Saved data entries
◆ ◆ ◆ ◆ ◆ ◆ ◆

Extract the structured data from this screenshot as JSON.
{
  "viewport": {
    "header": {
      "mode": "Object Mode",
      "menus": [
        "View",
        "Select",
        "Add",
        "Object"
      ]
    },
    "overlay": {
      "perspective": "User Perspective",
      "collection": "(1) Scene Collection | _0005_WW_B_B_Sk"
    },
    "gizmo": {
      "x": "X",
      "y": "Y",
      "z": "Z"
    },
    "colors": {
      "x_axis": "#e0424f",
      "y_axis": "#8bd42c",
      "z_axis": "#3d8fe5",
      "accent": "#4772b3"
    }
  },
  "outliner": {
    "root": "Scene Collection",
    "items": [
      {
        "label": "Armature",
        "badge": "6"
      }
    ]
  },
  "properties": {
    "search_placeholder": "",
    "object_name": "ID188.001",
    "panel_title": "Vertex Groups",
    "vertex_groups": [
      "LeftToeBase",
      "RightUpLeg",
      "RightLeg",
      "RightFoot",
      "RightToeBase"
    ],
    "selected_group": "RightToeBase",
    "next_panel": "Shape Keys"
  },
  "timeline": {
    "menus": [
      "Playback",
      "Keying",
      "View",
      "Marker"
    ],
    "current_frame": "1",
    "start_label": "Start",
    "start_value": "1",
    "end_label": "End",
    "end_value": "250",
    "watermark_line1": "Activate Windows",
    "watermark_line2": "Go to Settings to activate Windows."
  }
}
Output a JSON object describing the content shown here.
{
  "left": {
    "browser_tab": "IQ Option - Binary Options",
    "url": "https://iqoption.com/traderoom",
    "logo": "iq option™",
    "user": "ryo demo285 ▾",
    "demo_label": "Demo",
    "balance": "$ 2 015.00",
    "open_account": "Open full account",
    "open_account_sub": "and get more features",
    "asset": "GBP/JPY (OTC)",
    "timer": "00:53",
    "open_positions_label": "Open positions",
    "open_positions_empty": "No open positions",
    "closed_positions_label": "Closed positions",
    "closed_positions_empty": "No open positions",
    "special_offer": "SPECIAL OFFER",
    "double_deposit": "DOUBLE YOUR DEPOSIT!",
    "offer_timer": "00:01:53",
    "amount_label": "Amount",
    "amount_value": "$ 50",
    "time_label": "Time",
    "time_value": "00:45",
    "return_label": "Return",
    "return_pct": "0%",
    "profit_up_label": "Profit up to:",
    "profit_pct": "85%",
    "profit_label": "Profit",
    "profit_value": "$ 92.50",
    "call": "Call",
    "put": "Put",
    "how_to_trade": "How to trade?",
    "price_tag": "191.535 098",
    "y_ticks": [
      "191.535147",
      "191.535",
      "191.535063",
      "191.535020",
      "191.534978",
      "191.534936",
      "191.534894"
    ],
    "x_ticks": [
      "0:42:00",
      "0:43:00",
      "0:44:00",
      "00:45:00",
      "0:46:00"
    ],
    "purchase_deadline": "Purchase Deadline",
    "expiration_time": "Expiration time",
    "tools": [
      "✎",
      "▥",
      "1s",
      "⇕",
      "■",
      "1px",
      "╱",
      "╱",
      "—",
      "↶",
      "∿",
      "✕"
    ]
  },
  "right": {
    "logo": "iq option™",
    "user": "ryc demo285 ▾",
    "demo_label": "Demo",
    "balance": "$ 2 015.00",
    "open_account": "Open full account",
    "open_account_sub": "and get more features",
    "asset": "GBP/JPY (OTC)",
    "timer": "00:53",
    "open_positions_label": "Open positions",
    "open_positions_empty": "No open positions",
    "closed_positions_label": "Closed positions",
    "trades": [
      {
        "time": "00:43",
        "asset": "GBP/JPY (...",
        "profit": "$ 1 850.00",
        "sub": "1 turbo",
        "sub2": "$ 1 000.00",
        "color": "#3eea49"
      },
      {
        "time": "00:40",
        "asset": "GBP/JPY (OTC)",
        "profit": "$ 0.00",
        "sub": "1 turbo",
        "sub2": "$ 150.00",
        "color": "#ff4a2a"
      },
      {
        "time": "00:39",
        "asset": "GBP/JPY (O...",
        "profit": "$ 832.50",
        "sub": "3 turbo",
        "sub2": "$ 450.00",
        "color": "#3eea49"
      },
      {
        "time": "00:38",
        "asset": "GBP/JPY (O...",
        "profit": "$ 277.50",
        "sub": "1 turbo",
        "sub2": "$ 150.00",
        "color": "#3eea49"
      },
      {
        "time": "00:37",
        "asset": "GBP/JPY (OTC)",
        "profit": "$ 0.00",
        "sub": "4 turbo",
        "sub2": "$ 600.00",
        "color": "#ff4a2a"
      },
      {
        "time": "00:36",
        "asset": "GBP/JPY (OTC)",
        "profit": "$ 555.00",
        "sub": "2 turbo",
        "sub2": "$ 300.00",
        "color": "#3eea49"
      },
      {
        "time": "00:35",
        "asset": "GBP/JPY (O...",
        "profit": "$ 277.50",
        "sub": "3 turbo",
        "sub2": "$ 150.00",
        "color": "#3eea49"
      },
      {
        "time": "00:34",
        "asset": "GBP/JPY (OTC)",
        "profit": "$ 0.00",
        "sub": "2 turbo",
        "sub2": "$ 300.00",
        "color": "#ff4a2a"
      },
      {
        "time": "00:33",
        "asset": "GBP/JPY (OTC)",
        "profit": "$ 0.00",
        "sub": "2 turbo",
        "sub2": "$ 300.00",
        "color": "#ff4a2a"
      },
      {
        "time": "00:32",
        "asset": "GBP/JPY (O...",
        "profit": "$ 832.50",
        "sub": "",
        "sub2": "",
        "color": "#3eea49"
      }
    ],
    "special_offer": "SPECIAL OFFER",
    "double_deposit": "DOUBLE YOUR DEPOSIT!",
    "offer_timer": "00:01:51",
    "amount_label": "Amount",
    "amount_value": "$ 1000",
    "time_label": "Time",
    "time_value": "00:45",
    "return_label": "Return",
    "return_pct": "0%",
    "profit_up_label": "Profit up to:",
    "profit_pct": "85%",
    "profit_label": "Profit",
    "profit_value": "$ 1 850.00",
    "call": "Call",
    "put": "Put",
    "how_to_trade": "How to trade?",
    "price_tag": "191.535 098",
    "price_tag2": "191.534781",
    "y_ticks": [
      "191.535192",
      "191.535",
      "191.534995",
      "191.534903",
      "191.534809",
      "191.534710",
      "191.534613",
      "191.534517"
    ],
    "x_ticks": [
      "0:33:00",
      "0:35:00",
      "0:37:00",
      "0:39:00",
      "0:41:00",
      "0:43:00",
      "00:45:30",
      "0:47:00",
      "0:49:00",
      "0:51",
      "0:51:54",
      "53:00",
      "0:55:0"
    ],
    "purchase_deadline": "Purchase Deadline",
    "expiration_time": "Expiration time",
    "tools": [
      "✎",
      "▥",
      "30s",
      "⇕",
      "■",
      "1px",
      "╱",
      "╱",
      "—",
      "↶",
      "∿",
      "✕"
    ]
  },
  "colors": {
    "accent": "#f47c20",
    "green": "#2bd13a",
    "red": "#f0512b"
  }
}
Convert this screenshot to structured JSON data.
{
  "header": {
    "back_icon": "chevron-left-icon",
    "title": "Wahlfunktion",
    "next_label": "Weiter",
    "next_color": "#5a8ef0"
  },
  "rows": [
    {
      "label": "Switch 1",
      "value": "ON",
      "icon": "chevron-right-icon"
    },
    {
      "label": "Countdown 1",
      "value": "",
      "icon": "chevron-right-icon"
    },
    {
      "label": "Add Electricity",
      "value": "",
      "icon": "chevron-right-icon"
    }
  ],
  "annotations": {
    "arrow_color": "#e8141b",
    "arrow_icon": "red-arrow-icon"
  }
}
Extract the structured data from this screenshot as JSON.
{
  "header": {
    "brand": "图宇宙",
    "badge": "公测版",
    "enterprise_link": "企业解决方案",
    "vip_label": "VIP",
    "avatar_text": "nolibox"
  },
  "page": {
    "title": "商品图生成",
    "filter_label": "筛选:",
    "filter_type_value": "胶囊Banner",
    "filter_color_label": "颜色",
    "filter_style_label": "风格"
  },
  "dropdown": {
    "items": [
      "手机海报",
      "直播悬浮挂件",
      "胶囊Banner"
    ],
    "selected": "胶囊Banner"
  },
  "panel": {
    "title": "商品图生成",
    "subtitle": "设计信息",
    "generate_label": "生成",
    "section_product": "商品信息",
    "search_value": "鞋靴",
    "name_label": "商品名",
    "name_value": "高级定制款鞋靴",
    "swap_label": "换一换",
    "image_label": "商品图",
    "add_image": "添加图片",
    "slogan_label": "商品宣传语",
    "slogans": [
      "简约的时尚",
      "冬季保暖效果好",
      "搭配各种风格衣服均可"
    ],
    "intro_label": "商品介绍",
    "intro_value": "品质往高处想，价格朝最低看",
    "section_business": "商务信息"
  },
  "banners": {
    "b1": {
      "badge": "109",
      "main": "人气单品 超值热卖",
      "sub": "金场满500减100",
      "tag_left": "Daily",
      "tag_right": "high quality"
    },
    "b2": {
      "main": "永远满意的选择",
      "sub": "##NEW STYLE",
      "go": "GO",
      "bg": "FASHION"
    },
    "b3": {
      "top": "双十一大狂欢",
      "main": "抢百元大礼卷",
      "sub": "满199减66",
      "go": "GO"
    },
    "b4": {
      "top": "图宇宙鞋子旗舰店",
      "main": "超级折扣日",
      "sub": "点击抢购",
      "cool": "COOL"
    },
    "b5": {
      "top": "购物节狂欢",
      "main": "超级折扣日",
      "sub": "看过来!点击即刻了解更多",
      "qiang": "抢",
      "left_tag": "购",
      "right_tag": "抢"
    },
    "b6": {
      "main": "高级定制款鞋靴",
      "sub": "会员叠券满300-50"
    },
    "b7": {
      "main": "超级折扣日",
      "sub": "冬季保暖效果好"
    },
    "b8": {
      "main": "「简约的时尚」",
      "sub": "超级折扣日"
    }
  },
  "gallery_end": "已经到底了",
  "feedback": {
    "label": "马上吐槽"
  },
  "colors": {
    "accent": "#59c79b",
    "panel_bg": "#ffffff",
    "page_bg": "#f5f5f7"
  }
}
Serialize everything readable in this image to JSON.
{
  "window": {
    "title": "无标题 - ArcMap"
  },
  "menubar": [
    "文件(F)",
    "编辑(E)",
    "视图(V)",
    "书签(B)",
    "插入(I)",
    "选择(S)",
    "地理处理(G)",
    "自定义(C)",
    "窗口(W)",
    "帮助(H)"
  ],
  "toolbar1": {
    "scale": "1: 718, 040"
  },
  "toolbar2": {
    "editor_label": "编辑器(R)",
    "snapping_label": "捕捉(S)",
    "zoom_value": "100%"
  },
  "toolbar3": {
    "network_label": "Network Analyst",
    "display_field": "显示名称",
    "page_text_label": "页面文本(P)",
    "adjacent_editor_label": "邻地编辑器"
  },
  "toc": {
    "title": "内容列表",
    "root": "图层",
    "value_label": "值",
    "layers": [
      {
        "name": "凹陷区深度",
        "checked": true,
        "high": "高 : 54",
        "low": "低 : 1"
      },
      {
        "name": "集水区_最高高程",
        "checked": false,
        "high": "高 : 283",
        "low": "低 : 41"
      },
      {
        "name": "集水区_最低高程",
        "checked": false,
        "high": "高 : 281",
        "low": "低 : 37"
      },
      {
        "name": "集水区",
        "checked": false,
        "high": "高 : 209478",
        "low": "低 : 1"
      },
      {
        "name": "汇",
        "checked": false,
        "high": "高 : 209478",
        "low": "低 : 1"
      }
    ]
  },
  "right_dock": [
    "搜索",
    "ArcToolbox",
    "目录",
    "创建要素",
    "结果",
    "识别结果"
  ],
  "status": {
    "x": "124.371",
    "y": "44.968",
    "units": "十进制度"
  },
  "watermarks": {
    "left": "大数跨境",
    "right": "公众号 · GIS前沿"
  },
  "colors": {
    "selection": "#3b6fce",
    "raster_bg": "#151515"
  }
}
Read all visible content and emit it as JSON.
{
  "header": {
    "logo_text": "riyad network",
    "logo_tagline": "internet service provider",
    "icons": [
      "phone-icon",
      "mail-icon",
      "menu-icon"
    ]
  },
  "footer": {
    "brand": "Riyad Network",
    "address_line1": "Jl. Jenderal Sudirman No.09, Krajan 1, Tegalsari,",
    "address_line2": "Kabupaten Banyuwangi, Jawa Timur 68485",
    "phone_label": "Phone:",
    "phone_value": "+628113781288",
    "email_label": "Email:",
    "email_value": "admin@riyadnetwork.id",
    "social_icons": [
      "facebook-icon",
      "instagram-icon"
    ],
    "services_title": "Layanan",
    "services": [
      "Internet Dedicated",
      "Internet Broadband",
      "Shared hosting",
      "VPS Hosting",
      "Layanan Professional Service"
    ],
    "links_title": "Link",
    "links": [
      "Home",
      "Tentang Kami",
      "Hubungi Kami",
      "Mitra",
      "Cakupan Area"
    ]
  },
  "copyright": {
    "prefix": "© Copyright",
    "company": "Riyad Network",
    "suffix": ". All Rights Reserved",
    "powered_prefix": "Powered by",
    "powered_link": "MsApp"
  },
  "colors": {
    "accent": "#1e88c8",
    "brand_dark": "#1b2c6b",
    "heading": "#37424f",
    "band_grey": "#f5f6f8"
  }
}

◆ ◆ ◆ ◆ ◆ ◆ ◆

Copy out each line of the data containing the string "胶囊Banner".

    "filter_type_value": "胶囊Banner",
      "胶囊Banner"
    "selected": "胶囊Banner"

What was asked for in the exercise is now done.